>>>

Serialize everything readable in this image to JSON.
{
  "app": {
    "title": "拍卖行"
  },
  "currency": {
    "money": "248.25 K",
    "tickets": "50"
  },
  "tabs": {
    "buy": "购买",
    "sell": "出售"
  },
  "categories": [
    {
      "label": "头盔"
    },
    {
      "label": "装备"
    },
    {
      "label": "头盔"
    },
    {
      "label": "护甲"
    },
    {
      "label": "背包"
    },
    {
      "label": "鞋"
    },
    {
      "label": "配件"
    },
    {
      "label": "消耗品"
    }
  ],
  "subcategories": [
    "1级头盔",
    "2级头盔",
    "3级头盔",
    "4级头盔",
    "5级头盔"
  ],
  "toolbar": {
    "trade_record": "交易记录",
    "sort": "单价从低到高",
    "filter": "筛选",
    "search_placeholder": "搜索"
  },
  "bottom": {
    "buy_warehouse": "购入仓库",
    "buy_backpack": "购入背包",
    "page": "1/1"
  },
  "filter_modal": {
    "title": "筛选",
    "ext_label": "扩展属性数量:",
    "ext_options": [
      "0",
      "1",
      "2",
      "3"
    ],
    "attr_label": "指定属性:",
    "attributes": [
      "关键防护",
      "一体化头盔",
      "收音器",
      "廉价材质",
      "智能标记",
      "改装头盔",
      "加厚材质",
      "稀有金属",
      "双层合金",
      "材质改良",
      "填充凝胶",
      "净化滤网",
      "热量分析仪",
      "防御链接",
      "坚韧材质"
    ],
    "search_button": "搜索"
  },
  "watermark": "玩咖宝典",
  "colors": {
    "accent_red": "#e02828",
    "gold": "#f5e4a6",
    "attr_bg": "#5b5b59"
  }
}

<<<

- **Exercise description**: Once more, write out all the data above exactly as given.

- **Exercise answer**:
Serialize everything readable in this image to JSON.
{
  "app": {
    "title": "拍卖行"
  },
  "currency": {
    "money": "248.25 K",
    "tickets": "50"
  },
  "tabs": {
    "buy": "购买",
    "sell": "出售"
  },
  "categories": [
    {
      "label": "头盔"
    },
    {
      "label": "装备"
    },
    {
      "label": "头盔"
    },
    {
      "label": "护甲"
    },
    {
      "label": "背包"
    },
    {
      "label": "鞋"
    },
    {
      "label": "配件"
    },
    {
      "label": "消耗品"
    }
  ],
  "subcategories": [
    "1级头盔",
    "2级头盔",
    "3级头盔",
    "4级头盔",
    "5级头盔"
  ],
  "toolbar": {
    "trade_record": "交易记录",
    "sort": "单价从低到高",
    "filter": "筛选",
    "search_placeholder": "搜索"
  },
  "bottom": {
    "buy_warehouse": "购入仓库",
    "buy_backpack": "购入背包",
    "page": "1/1"
  },
  "filter_modal": {
    "title": "筛选",
    "ext_label": "扩展属性数量:",
    "ext_options": [
      "0",
      "1",
      "2",
      "3"
    ],
    "attr_label": "指定属性:",
    "attributes": [
      "关键防护",
      "一体化头盔",
      "收音器",
      "廉价材质",
      "智能标记",
      "改装头盔",
      "加厚材质",
      "稀有金属",
      "双层合金",
      "材质改良",
      "填充凝胶",
      "净化滤网",
      "热量分析仪",
      "防御链接",
      "坚韧材质"
    ],
    "search_button": "搜索"
  },
  "watermark": "玩咖宝典",
  "colors": {
    "accent_red": "#e02828",
    "gold": "#f5e4a6",
    "attr_bg": "#5b5b59"
  }
}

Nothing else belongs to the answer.